Welcome to Baltimore Pride Week! The festivities are off to a fabulous start with Iron Crow’s final offering of the season, “BootyCandy,” now running at Theatre Project, which has been designated ‘The Official Show of Baltimore Pride 2017.’ Written by Robert O’Hara, it is a darkly comic look into the life and times of one gay, black man’s journey. While there are a couple of rather puzzling detours along the way, the ride is never less than immensely entertaining.
Director Brandon Rashad Butts – and I have to stop here to point out the delicious irony of a guy named Butts directing a play called Booty Candy – has assembled exactly the quality of cast and crew that we have all come to expect from Iron Crow productions. In a smartly paced series of vignettes, the various characters come to life in rapid succession, sometimes so quickly that I had to stop and ask myself whether some of them were being seen for the first time or had we seen them in a previous sketch? Always problematic with a series of sketches and a small cast playing multiple parts, Butts nonetheless skillfully weaves the whole production into a wonderful tapestry.
…Iron Crow has hit another home run in this timely and relevant production.
Bob Denton’s suitably minimalist set utilizes large blocks that serve as both seating and scene-suggestors to nice effect. Ryan Johnson does an excellent job with the lights, though some of the actors had a little trouble finding the sweet spot to stand in for the best illumination. Mika Eubanks captures the spirit of the times with terrific costuming.

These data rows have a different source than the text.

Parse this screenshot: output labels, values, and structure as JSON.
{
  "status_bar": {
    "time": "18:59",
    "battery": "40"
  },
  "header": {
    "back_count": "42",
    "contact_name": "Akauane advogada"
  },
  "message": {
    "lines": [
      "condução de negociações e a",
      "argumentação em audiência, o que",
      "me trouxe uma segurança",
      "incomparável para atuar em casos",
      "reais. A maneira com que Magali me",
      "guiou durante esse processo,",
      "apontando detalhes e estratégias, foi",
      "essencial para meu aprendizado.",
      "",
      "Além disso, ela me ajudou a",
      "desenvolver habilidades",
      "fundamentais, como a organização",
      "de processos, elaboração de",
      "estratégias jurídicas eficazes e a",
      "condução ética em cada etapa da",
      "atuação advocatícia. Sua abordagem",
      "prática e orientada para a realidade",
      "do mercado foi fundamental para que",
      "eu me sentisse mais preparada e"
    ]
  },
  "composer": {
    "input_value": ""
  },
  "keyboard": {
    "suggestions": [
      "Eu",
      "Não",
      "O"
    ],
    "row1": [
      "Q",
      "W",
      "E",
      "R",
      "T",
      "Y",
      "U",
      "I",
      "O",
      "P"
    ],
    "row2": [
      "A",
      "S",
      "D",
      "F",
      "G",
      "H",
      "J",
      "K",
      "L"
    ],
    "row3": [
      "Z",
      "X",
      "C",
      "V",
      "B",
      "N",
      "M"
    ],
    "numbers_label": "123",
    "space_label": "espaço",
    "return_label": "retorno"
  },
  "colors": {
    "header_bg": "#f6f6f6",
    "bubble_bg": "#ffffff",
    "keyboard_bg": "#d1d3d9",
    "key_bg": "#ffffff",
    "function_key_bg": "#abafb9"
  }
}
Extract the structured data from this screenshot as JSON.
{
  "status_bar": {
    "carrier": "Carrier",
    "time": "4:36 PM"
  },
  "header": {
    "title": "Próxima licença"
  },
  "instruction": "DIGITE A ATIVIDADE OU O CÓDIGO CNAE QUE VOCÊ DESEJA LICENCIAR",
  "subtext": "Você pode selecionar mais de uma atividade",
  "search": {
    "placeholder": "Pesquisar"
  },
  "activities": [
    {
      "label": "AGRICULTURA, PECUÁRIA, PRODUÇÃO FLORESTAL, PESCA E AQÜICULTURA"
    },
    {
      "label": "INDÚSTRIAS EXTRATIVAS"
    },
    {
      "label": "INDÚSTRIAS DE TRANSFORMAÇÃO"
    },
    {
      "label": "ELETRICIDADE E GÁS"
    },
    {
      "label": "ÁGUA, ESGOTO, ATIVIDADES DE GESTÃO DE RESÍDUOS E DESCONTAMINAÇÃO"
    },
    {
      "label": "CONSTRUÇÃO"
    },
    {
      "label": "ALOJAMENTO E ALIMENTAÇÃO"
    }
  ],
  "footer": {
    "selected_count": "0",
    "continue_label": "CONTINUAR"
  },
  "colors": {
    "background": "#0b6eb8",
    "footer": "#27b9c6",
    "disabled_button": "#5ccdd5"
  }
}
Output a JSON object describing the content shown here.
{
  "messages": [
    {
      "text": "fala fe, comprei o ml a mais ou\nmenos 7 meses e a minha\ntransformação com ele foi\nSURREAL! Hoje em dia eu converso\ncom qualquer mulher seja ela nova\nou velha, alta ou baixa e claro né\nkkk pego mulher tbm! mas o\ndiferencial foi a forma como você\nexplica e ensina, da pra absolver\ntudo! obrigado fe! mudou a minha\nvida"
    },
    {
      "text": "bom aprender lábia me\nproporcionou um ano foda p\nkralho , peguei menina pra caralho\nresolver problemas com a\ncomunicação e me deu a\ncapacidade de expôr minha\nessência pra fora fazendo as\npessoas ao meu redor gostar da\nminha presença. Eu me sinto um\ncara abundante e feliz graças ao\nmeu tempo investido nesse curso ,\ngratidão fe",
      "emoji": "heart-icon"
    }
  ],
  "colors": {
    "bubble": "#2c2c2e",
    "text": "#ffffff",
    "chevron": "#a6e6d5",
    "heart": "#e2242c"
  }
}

Aquirra Lundy does a wonderful job portraying every one of the roles she plays in all the vignettes. She has an unexpected delicacy in some and in others, she’s as tough as shoe leather. In all of them, she is never less than utterly watchable.
Jey Holman is her female equal, foil, ex-partner, Mother and others, and she handles each of them with a range of skill that is quite impressive. As the mother in one particularly long monologue, she reminded me and probably most of the audience of the quintessential Mama on a Rant. You know what I mean – those times when Mom’s on a tear and you just have to sit quietly and take it, lest you make it worse. Holman made me cringe in the best kind of theatrical way.
Jared Swain is so darn good-looking that it came as a bonus that he is such a fine actor. He swings between personas with the ease of a Walinda. His dead-pan dad with few lines is his quietest moment in the play but he does it so well it speaks volumes about his approach to all his characters. And his speeches as the preacher who has a secret to share with his congregation are show stoppers. A talent I am going to look for in the future. If he’s on a stage, I want to see it!
Jessie Marciniak may well be one of the bravest actors I’ve seen in a while. He does clueless white boy so well that it seems effortless but really hits his stride in the dramatic moments. He had me in tears during one particularly heartbreaking scene, where he tells a man he just met, “I just wanna be held. I just wanna feel someone.” He is so completely honest and revealing in his speeches, his body language and his responses to the action that it’s proof this is an actor of substance, and seeing him in any production is going to be worth the price of the ticket.
Justin J. Bell plays Sutter, the one constant character in scene after scene. First introduced as a young boy, he has a beguiling innocence. As a teenager, the angst rolls off of him in waves as he discovers his gayness, much to the stock response of his less than accepting parents. As a young man, he is the perfect millennial in a scene with his grandmother and manages to explain the magic of smartphones to her without ever being smug or condescending, though the dialogue would have easily allowed that approach. Bell is delightfully self-actualized at every stage of Sutter’s development. On top of all that, he’s as ‘cute as Christmas,’ as my own grandma used to say. A terrific performance by an outstanding young actor.
“BootyCandy’s” central theme is one that has been little explored on stages until recently. Robert O’Hara’s play is a welcome addition to the growing canon of work that symbolizes the unique challenges of being black and gay. The themes of familial acceptance, relationships, how unfulfilling a realized revenge might be, consequences of your actions on others’ lives, all are in play here and Iron Crow has hit another home run in this timely and relevant production.
Running Time: 2 hours with a 15-minute intermission.
Advisory: Please note that “BootyCandy” explores mature themes, contains adult language, sexual content, partial nudity and violence. “BootyCandy” may not be suitable for patrons under the age of 18.
“Booty Candy” runs through June 18th, at Theatre Project, 45 West Preston Street. Click here for tickets.